Collection entries
__________
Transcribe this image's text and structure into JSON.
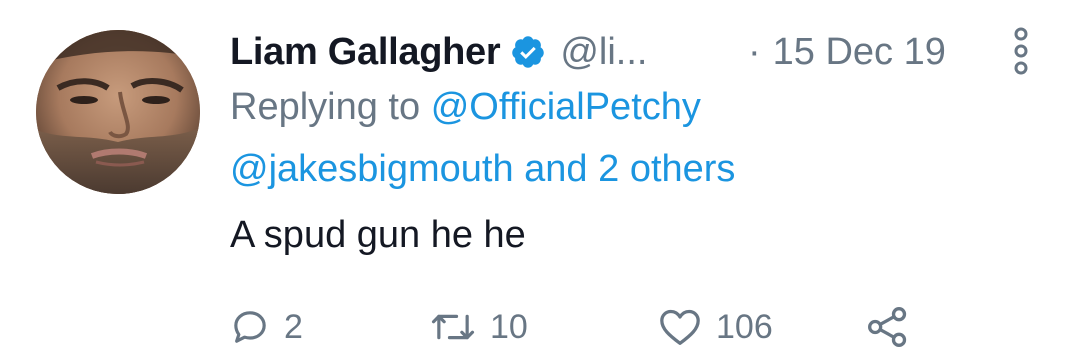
{
  "tweet": {
    "author_name": "Liam Gallagher",
    "handle": "@li...",
    "date_separator": "·",
    "date": "15 Dec 19",
    "replying_prefix": "Replying to",
    "replying_to_first": "@OfficialPetchy",
    "replying_to_rest": "@jakesbigmouth and 2 others",
    "text": "A spud gun he he",
    "verified": true
  },
  "actions": {
    "reply_count": "2",
    "retweet_count": "10",
    "like_count": "106"
  },
  "icons": {
    "verified": "verified-badge-icon",
    "more": "more-options-icon",
    "reply": "reply-bubble-icon",
    "retweet": "retweet-icon",
    "like": "heart-icon",
    "share": "share-icon"
  },
  "colors": {
    "name": "#141823",
    "secondary": "#687684",
    "link": "#1b95e0",
    "verified": "#1b95e0"
  }
}
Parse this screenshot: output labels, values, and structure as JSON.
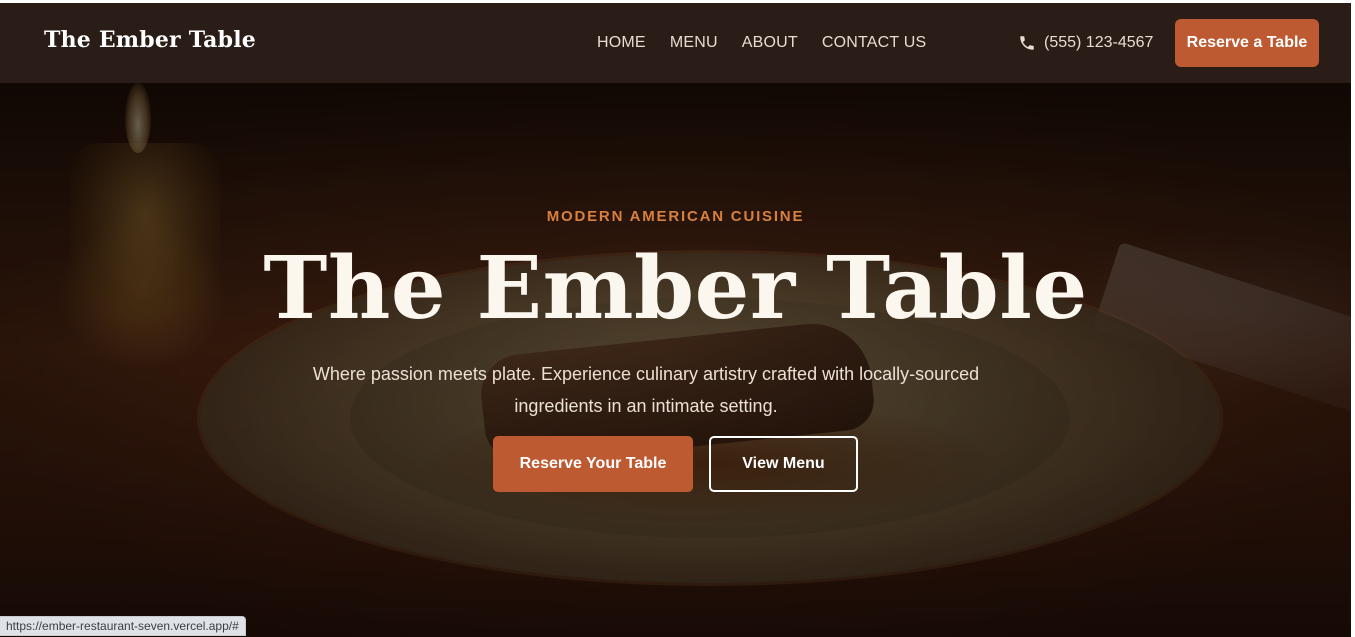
{
  "header": {
    "brand": "The Ember Table",
    "nav": [
      "HOME",
      "MENU",
      "ABOUT",
      "CONTACT US"
    ],
    "phone": "(555) 123-4567",
    "phone_icon": "phone-icon",
    "reserve_label": "Reserve a Table"
  },
  "hero": {
    "eyebrow": "MODERN AMERICAN CUISINE",
    "title": "The Ember Table",
    "subtitle": "Where passion meets plate. Experience culinary artistry crafted with locally-sourced ingredients in an intimate setting.",
    "primary_cta": "Reserve Your Table",
    "secondary_cta": "View Menu"
  },
  "status_bar": {
    "url": "https://ember-restaurant-seven.vercel.app/#"
  },
  "colors": {
    "header_bg": "#2a1d17",
    "accent": "#bd5a32",
    "eyebrow": "#d8803f",
    "title": "#fbf6ee"
  }
}
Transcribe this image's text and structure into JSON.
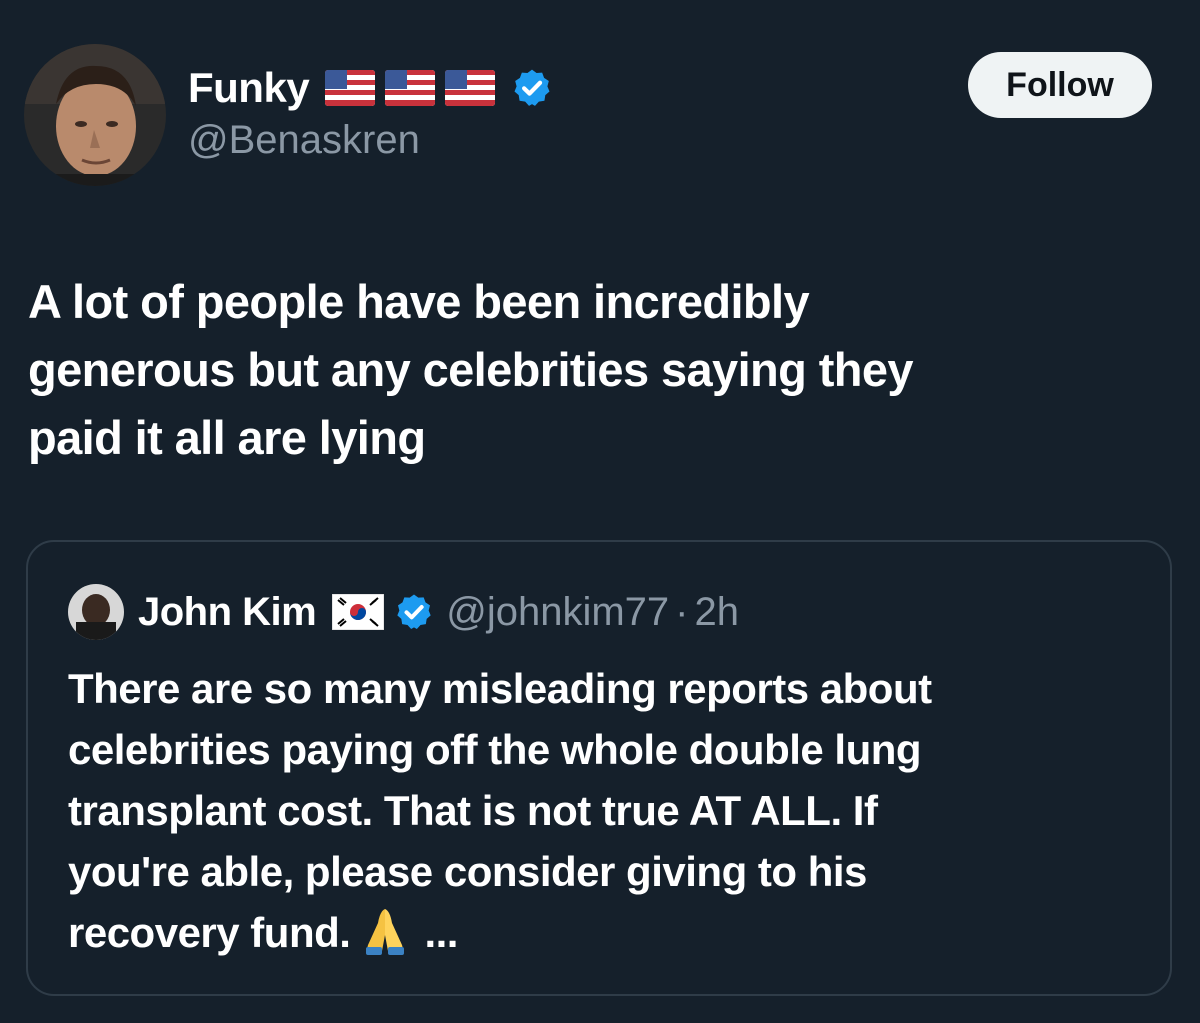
{
  "author": {
    "display_name": "Funky",
    "handle": "@Benaskren",
    "flags": [
      "us-flag-icon",
      "us-flag-icon",
      "us-flag-icon"
    ],
    "verified": true,
    "avatar": "profile-photo"
  },
  "follow_button": {
    "label": "Follow"
  },
  "tweet": {
    "lines": [
      "A lot of people have been incredibly",
      "generous but any celebrities saying they",
      "paid it all are lying"
    ]
  },
  "quoted_tweet": {
    "display_name": "John Kim",
    "flag": "south-korea-flag-icon",
    "verified": true,
    "handle": "@johnkim77",
    "separator": "·",
    "time": "2h",
    "lines": [
      "There are so many misleading reports about",
      "celebrities paying off the whole double lung",
      "transplant cost. That is not true AT ALL. If",
      "you're able, please consider giving to his",
      "recovery fund."
    ],
    "emoji": "folded-hands-icon",
    "ellipsis": "..."
  },
  "colors": {
    "background": "#15202b",
    "text_primary": "#ffffff",
    "text_secondary": "#8b98a5",
    "verified_blue": "#1d9bf0",
    "follow_bg": "#eff3f4",
    "card_border": "#2f3c48"
  }
}
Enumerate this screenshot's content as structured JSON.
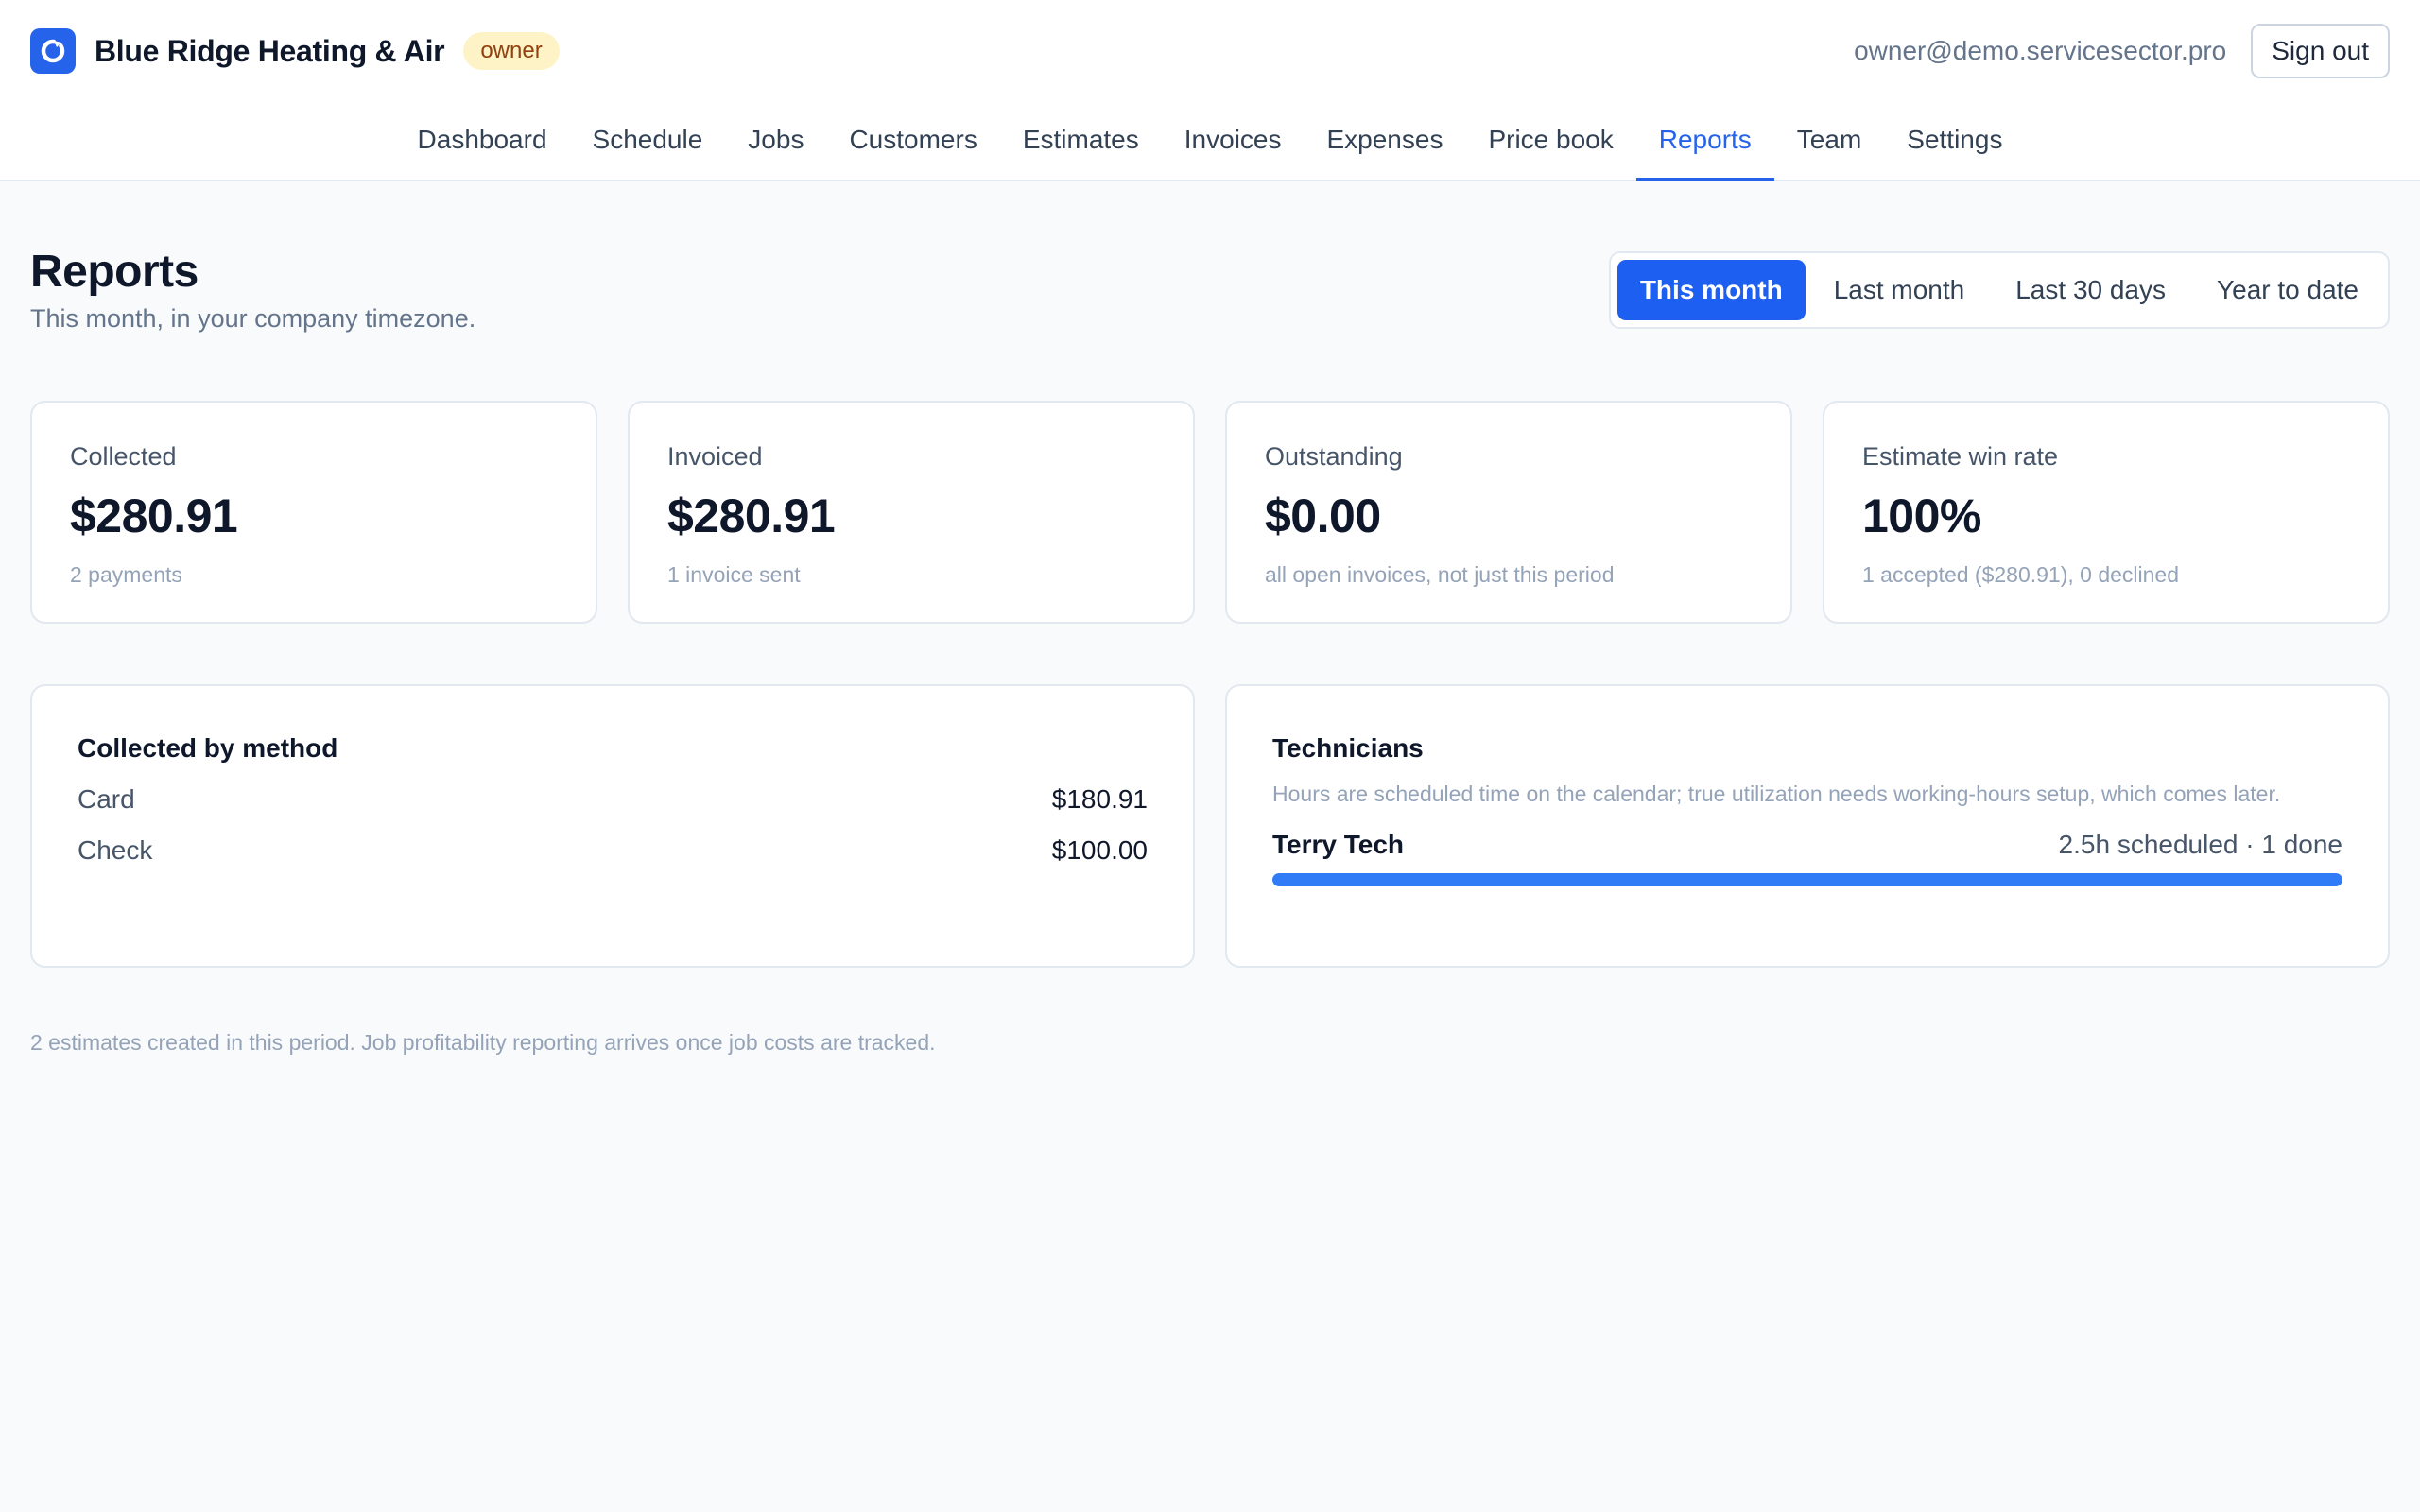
{
  "header": {
    "app_name": "Blue Ridge Heating & Air",
    "role_badge": "owner",
    "user_email": "owner@demo.servicesector.pro",
    "sign_out_label": "Sign out",
    "logo_icon": "refresh-circle-icon",
    "accent_color": "#2563eb"
  },
  "nav": {
    "items": [
      {
        "label": "Dashboard"
      },
      {
        "label": "Schedule"
      },
      {
        "label": "Jobs"
      },
      {
        "label": "Customers"
      },
      {
        "label": "Estimates"
      },
      {
        "label": "Invoices"
      },
      {
        "label": "Expenses"
      },
      {
        "label": "Price book"
      },
      {
        "label": "Reports"
      },
      {
        "label": "Team"
      },
      {
        "label": "Settings"
      }
    ],
    "active": "Reports"
  },
  "page": {
    "title": "Reports",
    "subtitle": "This month, in your company timezone."
  },
  "date_range": {
    "options": [
      {
        "label": "This month"
      },
      {
        "label": "Last month"
      },
      {
        "label": "Last 30 days"
      },
      {
        "label": "Year to date"
      }
    ],
    "selected": "This month"
  },
  "stats": [
    {
      "label": "Collected",
      "value": "$280.91",
      "note": "2 payments"
    },
    {
      "label": "Invoiced",
      "value": "$280.91",
      "note": "1 invoice sent"
    },
    {
      "label": "Outstanding",
      "value": "$0.00",
      "note": "all open invoices, not just this period"
    },
    {
      "label": "Estimate win rate",
      "value": "100%",
      "note": "1 accepted ($280.91), 0 declined"
    }
  ],
  "collected_by_method": {
    "title": "Collected by method",
    "rows": [
      {
        "method": "Card",
        "amount": "$180.91"
      },
      {
        "method": "Check",
        "amount": "$100.00"
      }
    ]
  },
  "technicians": {
    "title": "Technicians",
    "description": "Hours are scheduled time on the calendar; true utilization needs working-hours setup, which comes later.",
    "rows": [
      {
        "name": "Terry Tech",
        "stats": "2.5h scheduled · 1 done",
        "utilization": 1.0
      }
    ]
  },
  "footnote": "2 estimates created in this period. Job profitability reporting arrives once job costs are tracked."
}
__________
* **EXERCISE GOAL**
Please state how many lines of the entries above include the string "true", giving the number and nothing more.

* **SOLUTION**
5